For the first 35 years of my life, writing was my greatest love. My identity was neatly, proudly wrapped around being a member of the Fourth Estate. Journalism took me from Chicago to Washington, D.C., and back, and I loved nothing more than stacking my plate high with stories. The more of my hair that was on fire, the better. I covered everything from abortion, education in Spain, and the Sept. 11 attacks, to women’s issues in the workplace and cultural proficiency among America’s new teachers.
When I became pregnant at 34, I was convinced I’d just add the child to my busy work schedule—“I’ll fit the baby in” were my exact words—because nothing could be more compelling than my career. And the child wasn’t going to define me.

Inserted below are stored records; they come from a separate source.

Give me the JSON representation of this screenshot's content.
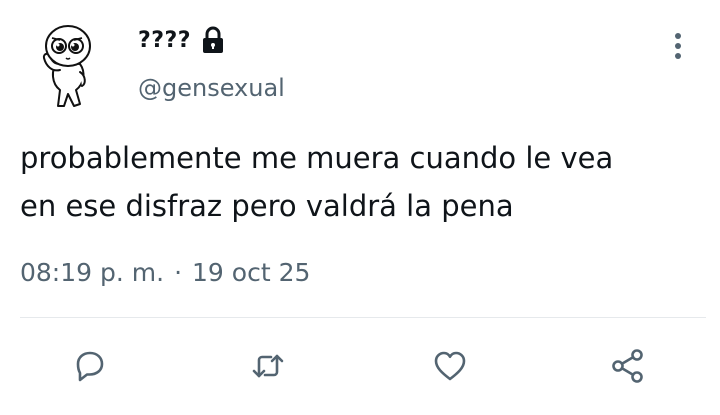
{
  "tweet": {
    "display_name": "????",
    "handle": "@gensexual",
    "text": "probablemente me muera cuando le vea\nen ese disfraz pero valdrá la pena",
    "time": "08:19 p. m.",
    "separator": "·",
    "date": "19 oct 25",
    "protected": true
  },
  "icons": {
    "lock": "lock-icon",
    "more": "more-vertical-icon",
    "reply": "reply-icon",
    "retweet": "retweet-icon",
    "like": "heart-icon",
    "share": "share-icon"
  },
  "colors": {
    "text_primary": "#0f1419",
    "text_secondary": "#536471",
    "divider": "#e6e9ec",
    "background": "#ffffff"
  }
}
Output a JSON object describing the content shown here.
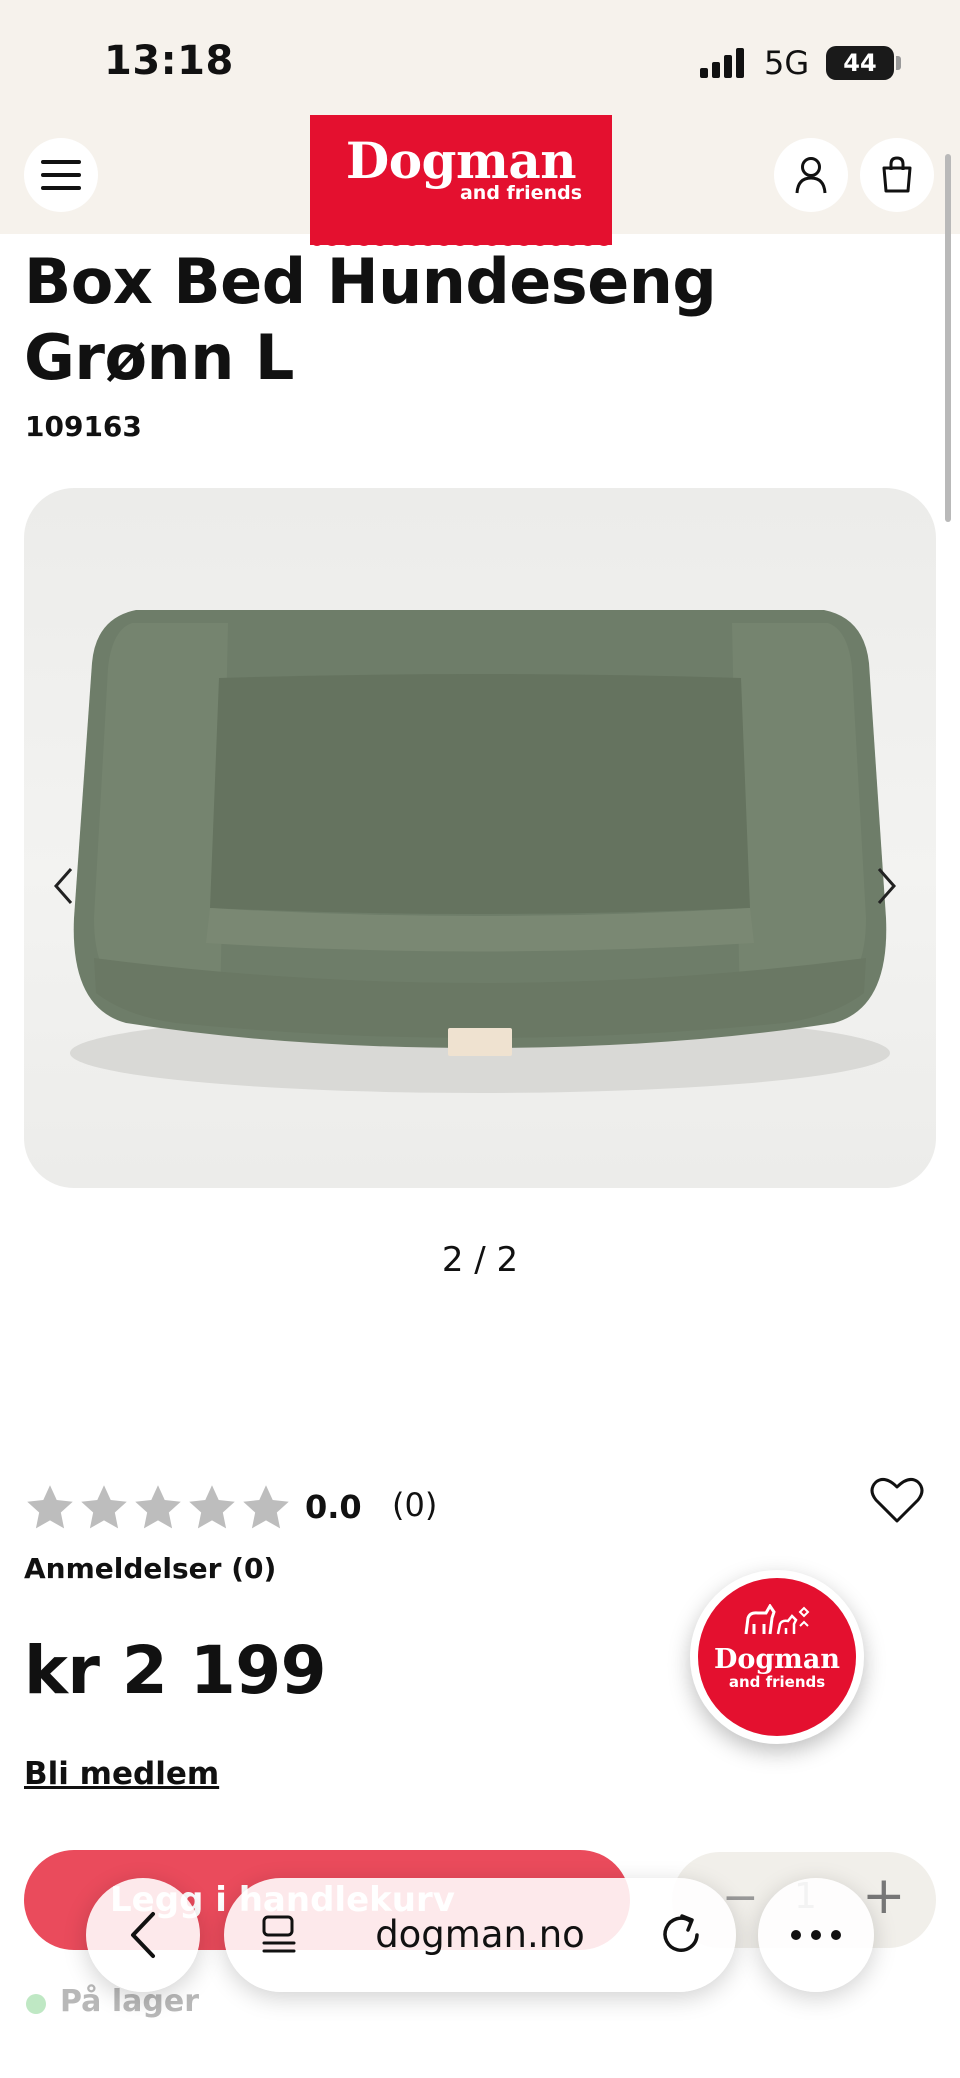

Shortly after my son was born, the story took a sharp turn. I suffered a severe tear during his birth, my vital organs stopped working a few days later, landing me in the ER, and a lot of emotional and physical duress followed. Doctors initially thought I had postpartum anxiety and/or post-traumatic stress, but there was another caveat that took nine months for them to discover: residual antibodies from the pregnancy were destroying my thyroid gland, and I had developed a condition known as Hashimoto’s disease. It’s basically an autoimmune disorder in which the thyroid gland stops working.
During that time, when I felt as if I’d been tossed into an unending dark-and-stormy night, I heard God’s voice more clearly than ever. My son’s life would be the best story I could ever hope to tell, I decided, and took a hiatus from my work. God had made a clarion call to redirect my approach to life. As C.S. Lewis said, “Pain insists upon being attended to. God whispers to us in our pleasures, speaks in our consciences, but shouts in our pains. It is his megaphone to rouse a deaf world.” Using my pain to draw me closer to Christ, God showered me with grace. And he saved me from the wretched abyss of despair.
As I returned to writing about a year later, my love for it was newly strong. A vast crop of stories was before me—particularly those of women who’ve done battle at the doorway of motherhood, and ultimately triumphed. Above all, the fire in my belly was burning to use my journalism skills to honor God, and the good work he’s doing in me.
Mama Writes, then, represents my endeavor to begin to answer God’s call. It’s an effort to illuminate issues that crop up in three of life’s most exciting arenas: motherhood, careers, and faith. I hope you’ll join me on the path to exploring them, and share your thoughts along the way.